## The records

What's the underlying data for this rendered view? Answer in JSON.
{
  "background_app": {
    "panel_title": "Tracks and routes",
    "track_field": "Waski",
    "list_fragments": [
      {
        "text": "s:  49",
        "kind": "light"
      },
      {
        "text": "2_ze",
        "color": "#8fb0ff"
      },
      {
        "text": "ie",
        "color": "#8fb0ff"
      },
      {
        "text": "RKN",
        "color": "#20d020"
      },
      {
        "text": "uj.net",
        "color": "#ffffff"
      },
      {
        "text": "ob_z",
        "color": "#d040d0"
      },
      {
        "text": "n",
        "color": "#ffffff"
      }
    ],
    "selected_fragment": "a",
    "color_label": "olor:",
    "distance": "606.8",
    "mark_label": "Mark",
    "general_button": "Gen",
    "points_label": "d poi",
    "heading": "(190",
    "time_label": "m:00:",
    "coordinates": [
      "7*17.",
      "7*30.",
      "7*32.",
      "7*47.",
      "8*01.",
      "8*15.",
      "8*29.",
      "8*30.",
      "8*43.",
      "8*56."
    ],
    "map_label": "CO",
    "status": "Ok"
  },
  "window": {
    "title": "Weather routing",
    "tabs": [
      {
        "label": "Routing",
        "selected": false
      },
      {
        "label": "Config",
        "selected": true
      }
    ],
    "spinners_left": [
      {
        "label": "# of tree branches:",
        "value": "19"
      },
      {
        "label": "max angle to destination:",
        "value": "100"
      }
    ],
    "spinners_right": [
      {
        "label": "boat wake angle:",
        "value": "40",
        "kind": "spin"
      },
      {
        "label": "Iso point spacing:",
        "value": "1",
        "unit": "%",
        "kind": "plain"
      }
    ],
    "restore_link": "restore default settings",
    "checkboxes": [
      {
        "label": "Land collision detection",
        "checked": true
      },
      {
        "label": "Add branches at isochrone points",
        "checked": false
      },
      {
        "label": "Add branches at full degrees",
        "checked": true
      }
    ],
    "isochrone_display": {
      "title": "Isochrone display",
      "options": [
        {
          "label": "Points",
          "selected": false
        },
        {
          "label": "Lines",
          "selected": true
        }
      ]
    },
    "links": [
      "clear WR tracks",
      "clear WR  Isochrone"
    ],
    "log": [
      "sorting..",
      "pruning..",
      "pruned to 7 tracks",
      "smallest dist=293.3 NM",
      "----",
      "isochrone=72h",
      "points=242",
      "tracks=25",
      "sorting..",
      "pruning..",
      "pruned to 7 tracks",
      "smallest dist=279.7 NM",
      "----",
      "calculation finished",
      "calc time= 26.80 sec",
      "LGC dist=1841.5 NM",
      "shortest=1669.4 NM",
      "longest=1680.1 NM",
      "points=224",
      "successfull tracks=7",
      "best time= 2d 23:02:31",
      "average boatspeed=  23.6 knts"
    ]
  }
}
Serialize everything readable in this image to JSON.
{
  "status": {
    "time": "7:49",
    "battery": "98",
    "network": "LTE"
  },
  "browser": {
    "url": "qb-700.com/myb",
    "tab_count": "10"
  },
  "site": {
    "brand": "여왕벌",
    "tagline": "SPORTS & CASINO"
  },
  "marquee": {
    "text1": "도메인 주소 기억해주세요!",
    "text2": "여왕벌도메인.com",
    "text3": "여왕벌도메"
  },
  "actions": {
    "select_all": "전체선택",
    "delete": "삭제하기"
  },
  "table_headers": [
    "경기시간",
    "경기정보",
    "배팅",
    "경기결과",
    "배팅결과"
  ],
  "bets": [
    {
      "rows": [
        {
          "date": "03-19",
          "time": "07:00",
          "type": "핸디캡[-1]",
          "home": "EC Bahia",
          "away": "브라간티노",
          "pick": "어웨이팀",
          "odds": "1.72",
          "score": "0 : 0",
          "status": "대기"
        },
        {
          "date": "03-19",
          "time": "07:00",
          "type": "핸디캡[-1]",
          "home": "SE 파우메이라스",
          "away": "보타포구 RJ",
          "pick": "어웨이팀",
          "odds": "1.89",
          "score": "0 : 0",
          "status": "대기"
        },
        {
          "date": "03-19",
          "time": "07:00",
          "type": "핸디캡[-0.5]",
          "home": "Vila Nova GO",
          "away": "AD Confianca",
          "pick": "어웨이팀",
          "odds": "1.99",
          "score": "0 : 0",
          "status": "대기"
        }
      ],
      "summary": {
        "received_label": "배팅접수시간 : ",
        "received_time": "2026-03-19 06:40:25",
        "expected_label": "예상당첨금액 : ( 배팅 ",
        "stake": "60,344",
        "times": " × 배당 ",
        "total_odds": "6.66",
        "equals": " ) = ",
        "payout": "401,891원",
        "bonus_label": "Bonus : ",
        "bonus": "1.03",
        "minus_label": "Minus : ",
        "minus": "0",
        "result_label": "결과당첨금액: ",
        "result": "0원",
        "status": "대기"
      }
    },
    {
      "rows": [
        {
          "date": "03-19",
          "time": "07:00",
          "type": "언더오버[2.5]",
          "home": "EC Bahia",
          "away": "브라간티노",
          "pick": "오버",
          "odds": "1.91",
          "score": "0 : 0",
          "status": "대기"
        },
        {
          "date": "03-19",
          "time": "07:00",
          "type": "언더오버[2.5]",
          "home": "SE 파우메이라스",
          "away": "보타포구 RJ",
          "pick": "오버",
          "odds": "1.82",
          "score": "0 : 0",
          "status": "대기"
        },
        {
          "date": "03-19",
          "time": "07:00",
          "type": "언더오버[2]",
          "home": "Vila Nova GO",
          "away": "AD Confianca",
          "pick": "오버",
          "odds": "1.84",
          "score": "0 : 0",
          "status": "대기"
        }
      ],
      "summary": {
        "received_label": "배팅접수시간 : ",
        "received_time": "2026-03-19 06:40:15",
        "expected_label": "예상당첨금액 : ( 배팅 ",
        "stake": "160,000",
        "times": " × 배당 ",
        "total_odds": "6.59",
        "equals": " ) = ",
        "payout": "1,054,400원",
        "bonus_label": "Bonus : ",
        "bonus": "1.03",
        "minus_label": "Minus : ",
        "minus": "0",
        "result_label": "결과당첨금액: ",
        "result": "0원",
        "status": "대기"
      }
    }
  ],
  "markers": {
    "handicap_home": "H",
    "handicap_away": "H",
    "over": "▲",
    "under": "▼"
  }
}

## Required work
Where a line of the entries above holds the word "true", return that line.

## Expected answer
        "selected": true
        "checked": true
        "checked": true
          "selected": true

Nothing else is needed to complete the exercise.